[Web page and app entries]
━━━
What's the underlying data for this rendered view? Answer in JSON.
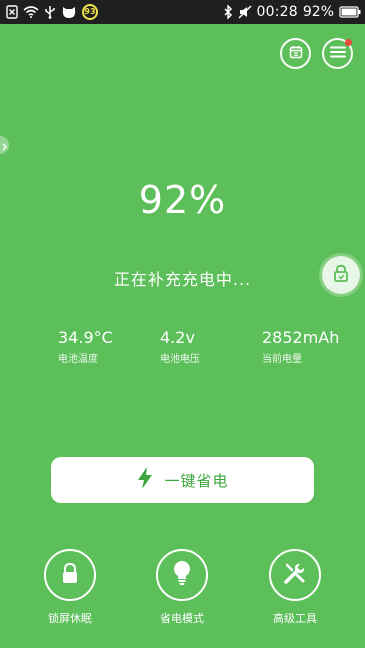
{
  "status_bar": {
    "badge": "93",
    "time": "00:28",
    "battery_percent": "92%"
  },
  "battery": {
    "percent": "92%",
    "status": "正在补充充电中..."
  },
  "stats": [
    {
      "value": "34.9°C",
      "label": "电池温度"
    },
    {
      "value": "4.2v",
      "label": "电池电压"
    },
    {
      "value": "2852mAh",
      "label": "当前电量"
    }
  ],
  "save_button": {
    "label": "一键省电"
  },
  "tools": [
    {
      "label": "锁屏休眠",
      "icon": "lock-icon"
    },
    {
      "label": "省电模式",
      "icon": "bulb-icon"
    },
    {
      "label": "高级工具",
      "icon": "wrench-icon"
    }
  ],
  "colors": {
    "background": "#5cbf5a",
    "accent": "#3ea63e",
    "status_bar": "#1f1f1f",
    "notification_dot": "#e74c3c"
  }
}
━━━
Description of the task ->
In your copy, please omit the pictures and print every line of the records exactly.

Output of the task ->
What's the underlying data for this rendered view? Answer in JSON.
{
  "status_bar": {
    "badge": "93",
    "time": "00:28",
    "battery_percent": "92%"
  },
  "battery": {
    "percent": "92%",
    "status": "正在补充充电中..."
  },
  "stats": [
    {
      "value": "34.9°C",
      "label": "电池温度"
    },
    {
      "value": "4.2v",
      "label": "电池电压"
    },
    {
      "value": "2852mAh",
      "label": "当前电量"
    }
  ],
  "save_button": {
    "label": "一键省电"
  },
  "tools": [
    {
      "label": "锁屏休眠",
      "icon": "lock-icon"
    },
    {
      "label": "省电模式",
      "icon": "bulb-icon"
    },
    {
      "label": "高级工具",
      "icon": "wrench-icon"
    }
  ],
  "colors": {
    "background": "#5cbf5a",
    "accent": "#3ea63e",
    "status_bar": "#1f1f1f",
    "notification_dot": "#e74c3c"
  }
}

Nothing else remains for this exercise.